Saturday, 4 October 2008

Day 26

On Fridays we have sandwiches delivered from a local sandwich bar (the Flying Frog). It's a welcome relief from the chore of getting up early to made a packed lunch, and it's one I didn't have to pass on in Zero Waste Challenge Week as they come wrapped in paper bags.

Which takes me neatly from yesterday's bathroom to today's kitchen, where I've been making a few changes to reduce waste. I've swapped my disposable dishcloths for washable ones. I still use kitchen paper, albeit sparingly, as the plastic packaging from Sainsburys can be recycled instore along with carrier bags. I used to use plastic food bags or clingfilm to wrap sandwiches, but I now use paper bags, which I buy in large quantities from a local stationers (Wyatt & Ackerman). Used kitchen paper and empty sandwich bags are torn up and added to the compost or brown bins. Aluminium foil is washed and reused until it tears, when it's recycled in the black bin. I use Ecover cleaning products which can be refilled at Windmill Hill City Farm. Simple little changes that have saved a lot of waste.

I bought fish for this evening's curry from the fresh fish counter at Asda. Although I've been shopping locally with my plastic containers it's the first time I've taken them into a supermarket, and wasn't sure how they'd be received. However I was pleasantly surprised to find that the assistant was quite happy to place my haddock and salmon fillets straight into the container and stick the price labels on the lid. However my search for plastic free toilet tissue drew a blank.

My younger daughter requested salad and naan bread to accompany her curry. The former wasn't possible as I couldn't find a 'naked' lettuce anywhere but I managed to provide the latter by making my own. They weren't quite the same as any I've eaten before but they tasted good and my daughter said she preferred them to shop bought, so they may well become a permanent fixture.

And this evening my bin was empty again - for the third day running!

Thursday, 2 October 2008

Day 25

Another waste free day. Hooray!

I ate out with friends but I cooked dinner for the rest of my family. I bought my chicken breasts from my excellent local butcher, Bob Wherlock, who wrapped them in paper and placed them directly in my plastic container. If you're a bit embarrassed about asking your butcher to do this, as I was at the outset, please don't be. Chances are he'll be more than happy to oblige and I've found the request invariably leads to some very interesting conversations.

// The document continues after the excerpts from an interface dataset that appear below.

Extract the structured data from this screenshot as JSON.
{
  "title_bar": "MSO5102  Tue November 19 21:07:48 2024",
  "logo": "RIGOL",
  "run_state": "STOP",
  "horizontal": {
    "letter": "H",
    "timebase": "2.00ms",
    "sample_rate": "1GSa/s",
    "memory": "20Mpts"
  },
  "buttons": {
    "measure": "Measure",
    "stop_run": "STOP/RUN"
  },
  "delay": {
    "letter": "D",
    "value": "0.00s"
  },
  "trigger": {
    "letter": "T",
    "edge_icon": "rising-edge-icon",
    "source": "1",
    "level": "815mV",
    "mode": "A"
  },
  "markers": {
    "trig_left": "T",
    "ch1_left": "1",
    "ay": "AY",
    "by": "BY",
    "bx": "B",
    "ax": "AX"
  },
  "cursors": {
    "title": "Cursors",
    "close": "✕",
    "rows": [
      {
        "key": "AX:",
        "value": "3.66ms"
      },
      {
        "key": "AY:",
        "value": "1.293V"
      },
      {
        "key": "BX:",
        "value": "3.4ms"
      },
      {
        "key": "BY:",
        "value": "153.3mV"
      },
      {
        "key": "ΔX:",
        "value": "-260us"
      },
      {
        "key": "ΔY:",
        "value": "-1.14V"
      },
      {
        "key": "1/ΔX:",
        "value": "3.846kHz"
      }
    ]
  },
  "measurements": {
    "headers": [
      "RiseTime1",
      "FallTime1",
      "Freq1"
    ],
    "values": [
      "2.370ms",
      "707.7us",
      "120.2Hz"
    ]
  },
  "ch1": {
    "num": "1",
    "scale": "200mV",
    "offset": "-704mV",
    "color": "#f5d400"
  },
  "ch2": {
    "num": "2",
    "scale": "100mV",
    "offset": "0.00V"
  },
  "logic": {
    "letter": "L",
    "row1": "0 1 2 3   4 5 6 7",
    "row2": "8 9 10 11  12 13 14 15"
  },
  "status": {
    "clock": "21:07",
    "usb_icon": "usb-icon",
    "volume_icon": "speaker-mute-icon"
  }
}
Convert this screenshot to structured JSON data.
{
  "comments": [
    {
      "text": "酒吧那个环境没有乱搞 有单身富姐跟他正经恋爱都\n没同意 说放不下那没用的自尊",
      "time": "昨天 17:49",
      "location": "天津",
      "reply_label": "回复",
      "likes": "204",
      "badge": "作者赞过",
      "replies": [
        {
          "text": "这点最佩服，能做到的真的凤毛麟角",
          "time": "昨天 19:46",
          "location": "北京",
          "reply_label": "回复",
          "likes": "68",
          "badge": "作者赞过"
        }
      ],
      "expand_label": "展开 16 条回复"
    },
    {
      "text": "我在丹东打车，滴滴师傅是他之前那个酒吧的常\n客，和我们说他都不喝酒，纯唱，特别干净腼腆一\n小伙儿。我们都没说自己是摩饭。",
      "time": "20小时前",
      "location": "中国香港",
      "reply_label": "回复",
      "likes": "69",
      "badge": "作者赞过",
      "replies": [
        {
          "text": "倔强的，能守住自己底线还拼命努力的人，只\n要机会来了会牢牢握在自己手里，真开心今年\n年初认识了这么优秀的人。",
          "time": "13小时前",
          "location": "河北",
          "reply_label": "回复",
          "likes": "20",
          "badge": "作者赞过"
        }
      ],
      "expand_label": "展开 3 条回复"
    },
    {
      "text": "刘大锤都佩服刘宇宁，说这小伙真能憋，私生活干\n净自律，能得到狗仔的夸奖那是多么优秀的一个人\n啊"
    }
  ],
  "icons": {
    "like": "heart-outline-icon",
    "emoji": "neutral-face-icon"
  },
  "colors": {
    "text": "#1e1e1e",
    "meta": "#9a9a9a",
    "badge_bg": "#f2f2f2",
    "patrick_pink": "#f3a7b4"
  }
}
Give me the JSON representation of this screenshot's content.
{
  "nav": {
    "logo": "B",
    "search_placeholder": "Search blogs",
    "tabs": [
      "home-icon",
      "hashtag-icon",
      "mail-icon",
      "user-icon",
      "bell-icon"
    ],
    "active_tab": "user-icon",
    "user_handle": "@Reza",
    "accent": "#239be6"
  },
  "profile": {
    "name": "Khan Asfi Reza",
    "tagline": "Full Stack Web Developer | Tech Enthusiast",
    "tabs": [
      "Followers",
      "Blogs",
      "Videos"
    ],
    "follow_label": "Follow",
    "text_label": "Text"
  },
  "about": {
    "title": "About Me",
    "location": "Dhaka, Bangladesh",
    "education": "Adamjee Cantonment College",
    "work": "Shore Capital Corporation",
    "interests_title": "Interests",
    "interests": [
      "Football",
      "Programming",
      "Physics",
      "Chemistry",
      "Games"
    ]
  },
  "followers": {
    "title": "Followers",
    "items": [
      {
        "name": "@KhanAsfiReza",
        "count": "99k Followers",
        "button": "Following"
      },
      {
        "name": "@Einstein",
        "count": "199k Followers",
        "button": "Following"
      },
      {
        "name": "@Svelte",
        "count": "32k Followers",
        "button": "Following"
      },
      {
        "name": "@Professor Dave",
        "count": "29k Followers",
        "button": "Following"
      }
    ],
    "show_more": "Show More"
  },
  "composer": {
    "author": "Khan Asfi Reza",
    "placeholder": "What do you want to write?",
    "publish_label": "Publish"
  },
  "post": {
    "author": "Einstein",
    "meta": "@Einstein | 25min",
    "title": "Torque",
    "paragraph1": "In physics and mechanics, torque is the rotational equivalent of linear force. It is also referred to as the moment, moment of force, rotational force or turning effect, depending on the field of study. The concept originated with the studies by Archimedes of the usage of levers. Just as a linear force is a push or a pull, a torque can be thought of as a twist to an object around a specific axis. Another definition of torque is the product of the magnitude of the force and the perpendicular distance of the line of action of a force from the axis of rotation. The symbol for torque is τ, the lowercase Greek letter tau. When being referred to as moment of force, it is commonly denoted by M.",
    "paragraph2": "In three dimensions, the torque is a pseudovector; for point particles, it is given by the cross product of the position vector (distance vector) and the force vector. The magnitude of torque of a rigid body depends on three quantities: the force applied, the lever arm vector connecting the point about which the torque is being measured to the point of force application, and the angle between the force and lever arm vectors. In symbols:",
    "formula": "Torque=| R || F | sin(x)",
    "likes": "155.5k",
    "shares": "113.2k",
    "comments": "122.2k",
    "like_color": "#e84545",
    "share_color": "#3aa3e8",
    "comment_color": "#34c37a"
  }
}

While most of my waste is food related there are, of course, many other kinds. Bathrooms are full of it. Plastic bottles can be recycled but not always the lids, which are often made of a different plastic. So I've opted for solid shampoo from Lush which comes simply wrapped in paper. They also sell solid deodorant which lasts for ever and solid bath and shower products. My local health shop, Health Unlimited, sells 'naked' soap in a variety of fragrances. Biodegradable feminine hygiene products are now widely available. Toothpaste is my only downfall. I believe that you can use baking soda and salt but I must confess that I have never tried either. However, for the purposes of this challenge I may give it a go tonight and let you know how I get on tomorrow.

Wednesday, 1 October 2008

Day 24

I've done it! My first 100% zero waste day of the week. So it is possible and surprisingly normal.

Breakfast was toast, butter and jam to accompany my essential mug of tea. Lunch was the leftovers of yesterday's dinner, carried to work in a recycled takeaway container and reheated in the microwave. Dinner was tortilla (aka Spanish omelette) with sweetcorn and beetroot. I don't do puddings midweek - just a piece of fruit.

I baked some chocolate chip cookies for my daughters' lunchboxes tomorrow. Chocolate chips come in plastic packets so I used bars of Divine milk chocolate cut into pieces. I've saved the inner foil wrappers to make recycled Christmas cards - my half term project.

There was another article in the Evening Post. It was visitor who told me about it. He also told me about Scoopaway, a natural and organic wholefood shop on the Gloucester Road, where you help yourself to cereals, pulses, dried fruit, nuts etc. It's a fair way from where I live but I could get there by bus. Sounds worth a visit.